There have been reports of necrotising and haemorrhagic pancreatitis in people taking exenatide some of which were fatal - stop exenatide treatment if pancreatitis is diagnosed.
Article date: March 2009
Exenatide (Byetta ▼), the first-in-class incretin mimetic, is a glucagon-like-peptide-1 analogue that stimulates insulin release from pancreatic β cells in a glucose-dependent manner.
Exenatide is indicated for treatment of type 2 diabetes mellitus in combination with metformin, with or without sulphonylureas in patients who have not achieved adequate glycaemic control on maximally tolerated doses of these oral therapies. Exenatide should not be used in patients with type 1 diabetes or for the treatment of diabetic ketoacidosis. It should not be used in patients with type 2 diabetes who require insulin therapy due to β-cell failure.
Treatment with exenatide should be initiated at 5 µg twice daily for at least 1 month to improve tolerability. The dose can then be increased to 10 µg twice daily to further improve glycaemic control. Doses higher than 10 µg twice daily are not recommended.
Exenatide was first marketed in the EU in November 2006 and since then the MHRA in conjunction with the European Medicines Agency (EMA) has monitored its safety. Acute pancreatitis is a known adverse effect of exenatide, but continued reporting of serious and fatal cases has led to re-evaluation of this issue.
An estimated 8000 patients in the UK were prescribed exenatide in the 12-month period up to September 2008 and usage is increasing rapidly (data derived from IMS Disease Analyzer 10/07–09/08 by the MHRA). Up to February 2009, we have received 6 case reports of pancreatitis and a further 3 cases of acute pancreatitis in the UK. There have been approximately 800,000 patient-years of exposure worldwide since licensing. 396 case reports of pancreatitis have been received worldwide in association with exenatide up to September 2008 (mostly from the USA). 80% of these reports were considered to be possibly related to exenatide, and in several cases there was evidence of positive rechallenge. 9 reports of necrotising or haemorrhagic pancreatitis have been received worldwide, 2 of which had a fatal outcome. After a Europe-wide review, product information for exenatide is being updated to contain further information about this risk.

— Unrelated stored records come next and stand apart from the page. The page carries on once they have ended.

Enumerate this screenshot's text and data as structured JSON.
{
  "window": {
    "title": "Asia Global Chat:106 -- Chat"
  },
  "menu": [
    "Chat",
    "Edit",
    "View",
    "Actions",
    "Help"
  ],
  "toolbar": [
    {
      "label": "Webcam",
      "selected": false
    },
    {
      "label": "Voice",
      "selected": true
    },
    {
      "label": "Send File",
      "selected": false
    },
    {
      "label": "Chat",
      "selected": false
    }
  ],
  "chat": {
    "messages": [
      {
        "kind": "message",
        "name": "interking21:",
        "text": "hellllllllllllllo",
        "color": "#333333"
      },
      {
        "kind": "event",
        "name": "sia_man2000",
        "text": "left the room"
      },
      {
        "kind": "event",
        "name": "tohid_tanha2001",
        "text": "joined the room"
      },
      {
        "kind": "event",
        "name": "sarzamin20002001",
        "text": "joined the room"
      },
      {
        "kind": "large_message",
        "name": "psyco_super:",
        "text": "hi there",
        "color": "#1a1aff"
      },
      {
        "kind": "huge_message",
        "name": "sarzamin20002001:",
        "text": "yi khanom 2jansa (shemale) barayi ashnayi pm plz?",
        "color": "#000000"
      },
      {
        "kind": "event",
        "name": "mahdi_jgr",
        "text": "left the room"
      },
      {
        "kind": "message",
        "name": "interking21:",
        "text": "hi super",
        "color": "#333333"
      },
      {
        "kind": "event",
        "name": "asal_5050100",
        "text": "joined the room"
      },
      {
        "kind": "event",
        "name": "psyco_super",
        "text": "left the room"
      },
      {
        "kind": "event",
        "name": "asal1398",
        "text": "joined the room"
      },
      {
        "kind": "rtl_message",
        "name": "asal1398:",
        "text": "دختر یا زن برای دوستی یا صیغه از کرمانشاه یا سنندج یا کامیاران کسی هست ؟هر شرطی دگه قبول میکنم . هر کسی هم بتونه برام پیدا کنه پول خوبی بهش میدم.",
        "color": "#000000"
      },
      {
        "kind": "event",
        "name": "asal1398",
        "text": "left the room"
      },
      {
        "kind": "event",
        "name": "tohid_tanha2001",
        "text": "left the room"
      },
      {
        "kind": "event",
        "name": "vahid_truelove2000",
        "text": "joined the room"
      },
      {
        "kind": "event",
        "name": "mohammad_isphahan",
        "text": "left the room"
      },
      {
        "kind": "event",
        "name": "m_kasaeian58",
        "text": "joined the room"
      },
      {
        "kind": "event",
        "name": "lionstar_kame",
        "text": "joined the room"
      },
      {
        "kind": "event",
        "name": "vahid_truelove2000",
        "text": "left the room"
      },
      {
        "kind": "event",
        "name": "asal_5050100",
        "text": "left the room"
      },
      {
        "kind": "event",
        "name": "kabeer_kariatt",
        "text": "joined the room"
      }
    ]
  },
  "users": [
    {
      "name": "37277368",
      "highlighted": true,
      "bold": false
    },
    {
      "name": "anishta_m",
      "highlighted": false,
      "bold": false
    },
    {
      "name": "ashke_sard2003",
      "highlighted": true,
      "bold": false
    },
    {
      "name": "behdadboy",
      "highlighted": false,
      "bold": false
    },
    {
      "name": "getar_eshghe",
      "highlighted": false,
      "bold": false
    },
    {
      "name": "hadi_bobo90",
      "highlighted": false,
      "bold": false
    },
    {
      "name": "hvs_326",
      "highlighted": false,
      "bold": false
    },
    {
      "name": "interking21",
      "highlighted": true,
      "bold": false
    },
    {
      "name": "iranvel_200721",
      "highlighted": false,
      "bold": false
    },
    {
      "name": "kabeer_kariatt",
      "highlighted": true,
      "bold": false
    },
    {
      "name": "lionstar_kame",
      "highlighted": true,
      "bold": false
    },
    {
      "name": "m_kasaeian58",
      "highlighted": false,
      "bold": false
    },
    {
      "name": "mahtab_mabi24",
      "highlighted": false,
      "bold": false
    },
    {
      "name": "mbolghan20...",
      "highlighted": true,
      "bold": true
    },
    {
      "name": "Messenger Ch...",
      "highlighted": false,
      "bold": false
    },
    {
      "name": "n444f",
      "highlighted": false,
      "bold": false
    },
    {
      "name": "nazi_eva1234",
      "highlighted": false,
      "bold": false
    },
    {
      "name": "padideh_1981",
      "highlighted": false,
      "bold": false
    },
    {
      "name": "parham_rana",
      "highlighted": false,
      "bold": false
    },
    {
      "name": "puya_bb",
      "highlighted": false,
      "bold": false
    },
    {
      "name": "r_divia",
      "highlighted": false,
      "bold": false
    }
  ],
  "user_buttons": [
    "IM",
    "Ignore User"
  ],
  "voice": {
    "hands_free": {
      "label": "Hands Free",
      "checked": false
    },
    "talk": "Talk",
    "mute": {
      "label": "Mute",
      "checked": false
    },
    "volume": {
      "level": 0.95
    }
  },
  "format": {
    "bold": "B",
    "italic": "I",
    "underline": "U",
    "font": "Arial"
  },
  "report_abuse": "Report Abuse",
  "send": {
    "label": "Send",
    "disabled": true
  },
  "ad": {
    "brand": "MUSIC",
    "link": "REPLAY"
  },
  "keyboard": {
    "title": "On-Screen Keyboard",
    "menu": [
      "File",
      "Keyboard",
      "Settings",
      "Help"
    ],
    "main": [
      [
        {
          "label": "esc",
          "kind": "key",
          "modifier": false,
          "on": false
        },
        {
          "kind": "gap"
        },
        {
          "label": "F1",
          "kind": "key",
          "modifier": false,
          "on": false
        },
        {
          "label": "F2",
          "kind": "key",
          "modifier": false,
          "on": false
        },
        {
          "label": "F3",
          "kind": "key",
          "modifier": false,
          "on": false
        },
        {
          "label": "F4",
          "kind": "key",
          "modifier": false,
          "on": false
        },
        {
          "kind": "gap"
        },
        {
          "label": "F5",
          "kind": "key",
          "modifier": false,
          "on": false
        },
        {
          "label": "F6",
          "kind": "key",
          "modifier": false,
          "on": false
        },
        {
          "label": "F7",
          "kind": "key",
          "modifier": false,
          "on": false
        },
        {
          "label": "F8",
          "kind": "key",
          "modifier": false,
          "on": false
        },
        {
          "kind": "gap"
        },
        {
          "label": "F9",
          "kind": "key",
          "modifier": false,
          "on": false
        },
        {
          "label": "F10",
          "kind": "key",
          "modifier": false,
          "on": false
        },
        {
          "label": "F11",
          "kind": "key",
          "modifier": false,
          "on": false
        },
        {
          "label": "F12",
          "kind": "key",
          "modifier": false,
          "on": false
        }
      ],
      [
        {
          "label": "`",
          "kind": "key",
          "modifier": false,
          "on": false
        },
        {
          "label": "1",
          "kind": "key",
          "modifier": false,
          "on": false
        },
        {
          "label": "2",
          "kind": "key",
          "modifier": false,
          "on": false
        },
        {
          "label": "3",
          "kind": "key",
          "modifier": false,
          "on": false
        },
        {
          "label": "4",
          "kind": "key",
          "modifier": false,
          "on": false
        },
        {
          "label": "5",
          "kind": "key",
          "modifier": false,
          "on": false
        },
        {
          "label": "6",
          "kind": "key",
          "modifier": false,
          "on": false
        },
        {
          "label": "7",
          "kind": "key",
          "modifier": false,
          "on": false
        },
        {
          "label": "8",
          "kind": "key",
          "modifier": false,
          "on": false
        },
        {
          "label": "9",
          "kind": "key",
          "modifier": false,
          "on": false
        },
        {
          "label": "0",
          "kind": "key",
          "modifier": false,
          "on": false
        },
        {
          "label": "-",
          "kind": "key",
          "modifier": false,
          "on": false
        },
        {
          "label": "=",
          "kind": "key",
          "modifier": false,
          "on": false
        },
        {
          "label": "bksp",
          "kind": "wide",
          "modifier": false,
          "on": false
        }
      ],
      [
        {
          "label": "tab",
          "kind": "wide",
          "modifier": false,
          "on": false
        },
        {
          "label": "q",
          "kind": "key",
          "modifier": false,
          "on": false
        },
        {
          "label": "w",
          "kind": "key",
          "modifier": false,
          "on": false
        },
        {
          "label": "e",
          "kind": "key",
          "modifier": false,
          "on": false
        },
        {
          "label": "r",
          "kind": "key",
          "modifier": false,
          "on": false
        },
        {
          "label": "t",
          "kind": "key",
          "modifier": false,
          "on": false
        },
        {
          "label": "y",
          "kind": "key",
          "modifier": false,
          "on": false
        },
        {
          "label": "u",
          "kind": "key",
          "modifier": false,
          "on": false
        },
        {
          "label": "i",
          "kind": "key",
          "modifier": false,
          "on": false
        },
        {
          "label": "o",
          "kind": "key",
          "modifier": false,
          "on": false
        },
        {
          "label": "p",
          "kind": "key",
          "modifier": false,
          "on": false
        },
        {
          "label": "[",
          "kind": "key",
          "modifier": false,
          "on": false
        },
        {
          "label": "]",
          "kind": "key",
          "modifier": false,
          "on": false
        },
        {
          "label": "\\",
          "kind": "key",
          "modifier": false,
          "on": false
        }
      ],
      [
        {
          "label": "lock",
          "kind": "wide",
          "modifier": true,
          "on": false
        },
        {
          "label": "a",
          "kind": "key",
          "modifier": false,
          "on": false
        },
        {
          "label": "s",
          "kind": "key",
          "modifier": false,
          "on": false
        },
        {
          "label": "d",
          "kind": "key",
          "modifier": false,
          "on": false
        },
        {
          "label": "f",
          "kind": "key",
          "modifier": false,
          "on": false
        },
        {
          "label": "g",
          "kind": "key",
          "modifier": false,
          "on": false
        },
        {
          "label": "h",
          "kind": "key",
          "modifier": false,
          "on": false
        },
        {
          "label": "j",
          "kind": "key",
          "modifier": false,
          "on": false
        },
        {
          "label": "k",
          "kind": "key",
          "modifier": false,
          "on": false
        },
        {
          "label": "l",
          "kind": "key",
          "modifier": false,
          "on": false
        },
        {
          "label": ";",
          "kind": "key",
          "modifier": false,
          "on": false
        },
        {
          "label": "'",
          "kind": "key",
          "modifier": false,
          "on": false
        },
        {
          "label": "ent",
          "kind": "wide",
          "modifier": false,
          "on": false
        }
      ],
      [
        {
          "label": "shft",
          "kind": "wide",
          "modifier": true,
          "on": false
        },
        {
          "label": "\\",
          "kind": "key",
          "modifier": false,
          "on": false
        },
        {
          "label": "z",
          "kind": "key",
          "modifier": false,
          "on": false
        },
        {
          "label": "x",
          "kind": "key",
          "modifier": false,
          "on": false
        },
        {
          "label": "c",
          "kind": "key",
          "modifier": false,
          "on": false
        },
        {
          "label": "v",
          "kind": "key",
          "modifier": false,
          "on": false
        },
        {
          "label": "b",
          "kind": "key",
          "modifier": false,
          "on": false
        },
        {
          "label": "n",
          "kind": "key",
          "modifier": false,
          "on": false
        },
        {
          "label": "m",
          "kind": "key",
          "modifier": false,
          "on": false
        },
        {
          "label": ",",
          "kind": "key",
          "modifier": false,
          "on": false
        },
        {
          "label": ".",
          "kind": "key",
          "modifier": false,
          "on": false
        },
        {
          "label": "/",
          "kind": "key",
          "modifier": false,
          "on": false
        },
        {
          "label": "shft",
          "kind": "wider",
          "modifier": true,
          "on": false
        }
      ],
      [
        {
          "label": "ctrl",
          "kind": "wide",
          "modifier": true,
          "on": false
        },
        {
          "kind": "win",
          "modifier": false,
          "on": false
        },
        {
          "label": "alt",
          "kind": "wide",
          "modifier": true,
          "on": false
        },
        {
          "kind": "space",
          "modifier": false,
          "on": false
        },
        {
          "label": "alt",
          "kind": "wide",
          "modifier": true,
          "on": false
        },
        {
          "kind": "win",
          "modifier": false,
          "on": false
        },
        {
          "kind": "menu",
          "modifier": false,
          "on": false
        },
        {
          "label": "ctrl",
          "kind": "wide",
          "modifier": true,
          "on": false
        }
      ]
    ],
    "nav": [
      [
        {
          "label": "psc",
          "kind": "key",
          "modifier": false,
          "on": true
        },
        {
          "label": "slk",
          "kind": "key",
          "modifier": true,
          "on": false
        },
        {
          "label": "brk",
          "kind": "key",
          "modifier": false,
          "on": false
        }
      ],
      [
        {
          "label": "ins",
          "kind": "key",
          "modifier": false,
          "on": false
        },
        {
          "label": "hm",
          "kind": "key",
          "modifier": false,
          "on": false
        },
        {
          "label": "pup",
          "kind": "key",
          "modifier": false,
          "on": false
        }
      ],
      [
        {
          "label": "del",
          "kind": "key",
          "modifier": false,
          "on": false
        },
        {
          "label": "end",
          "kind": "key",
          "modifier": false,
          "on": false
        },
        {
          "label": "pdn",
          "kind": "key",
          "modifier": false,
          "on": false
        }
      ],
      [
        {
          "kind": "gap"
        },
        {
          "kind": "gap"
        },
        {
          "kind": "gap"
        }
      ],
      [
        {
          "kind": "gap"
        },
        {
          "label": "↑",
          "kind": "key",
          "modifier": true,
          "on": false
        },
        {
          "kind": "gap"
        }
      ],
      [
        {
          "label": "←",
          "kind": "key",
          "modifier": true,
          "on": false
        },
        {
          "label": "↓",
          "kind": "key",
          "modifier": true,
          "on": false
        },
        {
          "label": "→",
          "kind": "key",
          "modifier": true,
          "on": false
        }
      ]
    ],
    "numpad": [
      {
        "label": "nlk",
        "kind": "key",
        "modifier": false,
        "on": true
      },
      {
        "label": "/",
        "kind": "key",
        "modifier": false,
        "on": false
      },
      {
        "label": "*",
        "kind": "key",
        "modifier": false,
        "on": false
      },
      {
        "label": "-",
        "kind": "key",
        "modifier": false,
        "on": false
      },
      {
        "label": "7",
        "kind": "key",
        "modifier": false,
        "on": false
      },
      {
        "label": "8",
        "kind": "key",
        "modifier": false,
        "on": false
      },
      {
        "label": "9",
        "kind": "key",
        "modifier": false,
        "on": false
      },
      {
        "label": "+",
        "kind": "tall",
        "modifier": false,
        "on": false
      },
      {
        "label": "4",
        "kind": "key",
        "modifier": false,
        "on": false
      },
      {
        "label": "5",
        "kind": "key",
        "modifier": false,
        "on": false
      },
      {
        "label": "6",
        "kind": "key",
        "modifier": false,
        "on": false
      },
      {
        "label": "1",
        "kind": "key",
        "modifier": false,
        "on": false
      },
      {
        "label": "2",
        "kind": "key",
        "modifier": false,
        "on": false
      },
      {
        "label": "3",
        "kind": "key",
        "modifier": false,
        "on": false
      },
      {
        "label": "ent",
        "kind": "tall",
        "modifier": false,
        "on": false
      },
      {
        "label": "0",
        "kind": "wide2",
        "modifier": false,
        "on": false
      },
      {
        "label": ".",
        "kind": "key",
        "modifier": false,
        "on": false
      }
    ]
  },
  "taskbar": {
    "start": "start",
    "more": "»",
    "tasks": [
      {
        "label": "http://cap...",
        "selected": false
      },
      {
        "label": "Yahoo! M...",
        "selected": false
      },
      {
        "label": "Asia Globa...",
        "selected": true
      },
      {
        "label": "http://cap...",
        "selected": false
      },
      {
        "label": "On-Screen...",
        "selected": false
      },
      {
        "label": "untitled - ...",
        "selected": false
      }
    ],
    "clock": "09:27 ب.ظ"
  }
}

Case reports of renal impairment, including several UK reports of renal failure, have been received in association with exenatide. Up to Jan 30, 2009 we have received seven case reports of acute renal failure in the UK. This medicine is not recommended for use in patients with end-stage renal disease or severe renal impairment (creatinine clearance <30 mL/min). Clinical experience in patients with moderate renal impairment is very limited.
Advice for healthcare professionals:
- There have been reports of necrotising and haemorrhagic pancreatitis with exenatide, some of which were fatal
- If pancreatitis is suspected, treatment with exenatide should be suspended immediately; if pancreatitis is diagnosed, exenatide should be permanently discontinued
- Diagnosed pancreatitis with an unexpectedly prolonged course, haemodynamic instability, fever, failure of medical therapy, or presence of fluid collections on CT suggest possible necrosis
- Exenatide is not recommended for use in patients with end-stage renal disease or severe renal impairment (creatinine clearance <30 mL/min)
Reporting of suspected adverse reactions to exenatide ▼
As with all medicines, the safety of exenatide remains under close review. Please continue to report to the MHRA and the Commission on Human medicines all suspected adverse reactions to exenatide via the Yellow Card Scheme.
Article citation: Drug Safety Update March 2009, vol 2 issue 8: 6.
Diagnosis and management of acute pancreatitis: Munoz A, Katerndahl DA. Am Fam Physician 2000; 62: 164–74.
Pancreatic necrosis and pancreatic abscess: Thomson ABR, Frizzell ER. 2008, Pancreatic Necrosis and Pancreatic Abscess.